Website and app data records

------------

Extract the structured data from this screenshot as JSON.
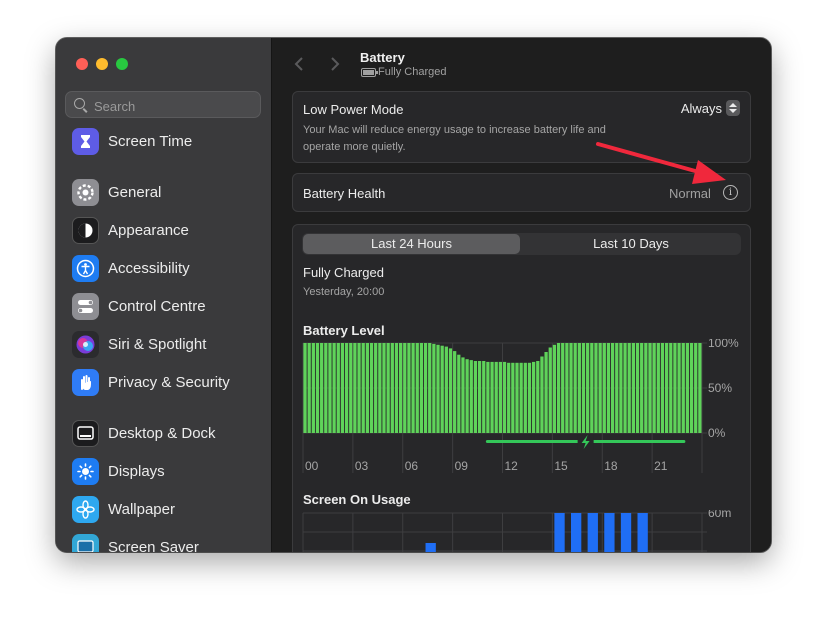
{
  "window": {
    "traffic_lights": {
      "close": "#ff5f57",
      "minimize": "#febc2e",
      "zoom": "#28c840"
    }
  },
  "sidebar": {
    "search_placeholder": "Search",
    "items": [
      {
        "label": "Screen Time",
        "icon": "hourglass-icon",
        "color": "#5e5ce6"
      },
      {
        "label": "General",
        "icon": "gear-icon",
        "color": "#8e8e93"
      },
      {
        "label": "Appearance",
        "icon": "appearance-icon",
        "color": "#1c1c1e"
      },
      {
        "label": "Accessibility",
        "icon": "accessibility-icon",
        "color": "#1e7cf2"
      },
      {
        "label": "Control Centre",
        "icon": "control-centre-icon",
        "color": "#8e8e93"
      },
      {
        "label": "Siri & Spotlight",
        "icon": "siri-icon",
        "color": "#2b2b2e"
      },
      {
        "label": "Privacy & Security",
        "icon": "hand-icon",
        "color": "#2f7cf6"
      },
      {
        "label": "Desktop & Dock",
        "icon": "dock-icon",
        "color": "#1c1c1e"
      },
      {
        "label": "Displays",
        "icon": "sun-icon",
        "color": "#1e7cf2"
      },
      {
        "label": "Wallpaper",
        "icon": "flower-icon",
        "color": "#2ea8f0"
      },
      {
        "label": "Screen Saver",
        "icon": "screen-saver-icon",
        "color": "#32a7d6"
      }
    ]
  },
  "header": {
    "title": "Battery",
    "subtitle": "Fully Charged"
  },
  "low_power": {
    "label": "Low Power Mode",
    "value": "Always",
    "description_line1": "Your Mac will reduce energy usage to increase battery life and",
    "description_line2": "operate more quietly."
  },
  "battery_health": {
    "label": "Battery Health",
    "value": "Normal",
    "info_glyph": "i"
  },
  "usage": {
    "tabs": [
      {
        "label": "Last 24 Hours",
        "selected": true
      },
      {
        "label": "Last 10 Days",
        "selected": false
      }
    ],
    "status": "Fully Charged",
    "status_time": "Yesterday, 20:00",
    "battery_level_title": "Battery Level",
    "screen_on_title": "Screen On Usage",
    "colors": {
      "battery_bar": "#5fd35a",
      "charging_line": "#34c759",
      "usage_bar": "#1f6ef5"
    }
  },
  "annotation": {
    "arrow_color": "#f0283c"
  },
  "chart_data": [
    {
      "type": "bar",
      "title": "Battery Level",
      "x_tick_labels": [
        "00",
        "03",
        "06",
        "09",
        "12",
        "15",
        "18",
        "21"
      ],
      "y_tick_labels": [
        "100%",
        "50%",
        "0%"
      ],
      "ylim": [
        0,
        100
      ],
      "series": [
        {
          "values": [
            100,
            100,
            100,
            100,
            100,
            100,
            100,
            100,
            100,
            100,
            100,
            100,
            100,
            100,
            100,
            100,
            100,
            100,
            100,
            100,
            100,
            100,
            100,
            100,
            100,
            100,
            100,
            100,
            100,
            100,
            100,
            99,
            98,
            97,
            96,
            94,
            91,
            87,
            84,
            82,
            81,
            80,
            80,
            80,
            79,
            79,
            79,
            79,
            79,
            78,
            78,
            78,
            78,
            78,
            78,
            79,
            80,
            85,
            90,
            95,
            98,
            100,
            100,
            100,
            100,
            100,
            100,
            100,
            100,
            100,
            100,
            100,
            100,
            100,
            100,
            100,
            100,
            100,
            100,
            100,
            100,
            100,
            100,
            100,
            100,
            100,
            100,
            100,
            100,
            100,
            100,
            100,
            100,
            100,
            100,
            100
          ]
        }
      ],
      "charging_range_hours": [
        11,
        23
      ],
      "grid": true
    },
    {
      "type": "bar",
      "title": "Screen On Usage",
      "y_tick_labels": [
        "60m"
      ],
      "ylim": [
        0,
        60
      ],
      "series": [
        {
          "values": [
            0,
            0,
            0,
            0,
            0,
            0,
            0,
            0,
            0,
            0,
            0,
            0,
            0,
            0,
            0,
            0,
            0,
            0,
            0,
            0,
            0,
            0,
            0,
            0,
            0,
            0,
            0,
            0,
            0,
            0,
            0,
            0,
            0,
            0,
            0,
            0,
            0,
            0,
            0,
            0,
            0,
            0,
            0,
            0,
            0,
            0,
            0,
            0,
            0,
            0,
            0,
            0,
            0,
            0,
            0,
            0,
            0,
            0,
            0,
            0,
            0,
            0,
            0,
            0,
            0,
            0,
            0,
            0,
            0,
            0,
            0,
            0,
            0,
            0,
            0,
            0,
            0,
            0,
            0,
            0,
            0,
            0,
            0,
            0,
            0,
            0,
            0,
            0,
            0,
            0,
            0,
            0,
            0,
            0,
            0,
            0
          ]
        }
      ],
      "bars_hours": [
        7.25,
        15,
        16,
        17,
        18,
        19,
        20
      ],
      "bars_minutes": [
        35,
        60,
        60,
        60,
        60,
        60,
        60
      ],
      "grid": true
    }
  ]
}
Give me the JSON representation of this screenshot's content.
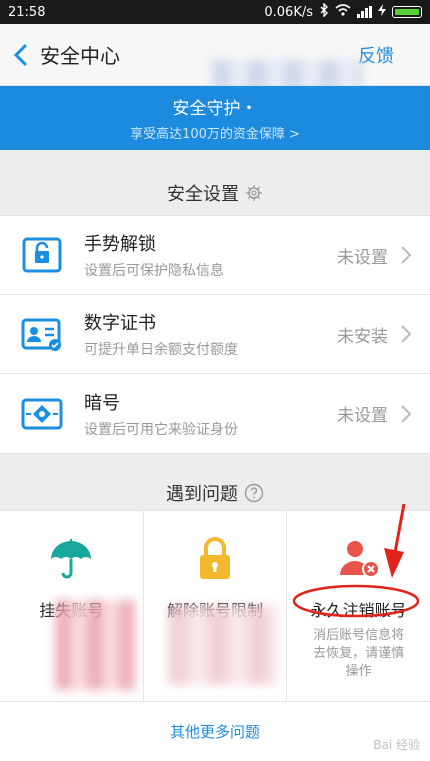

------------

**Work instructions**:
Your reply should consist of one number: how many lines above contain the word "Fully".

**Exercise response**:
2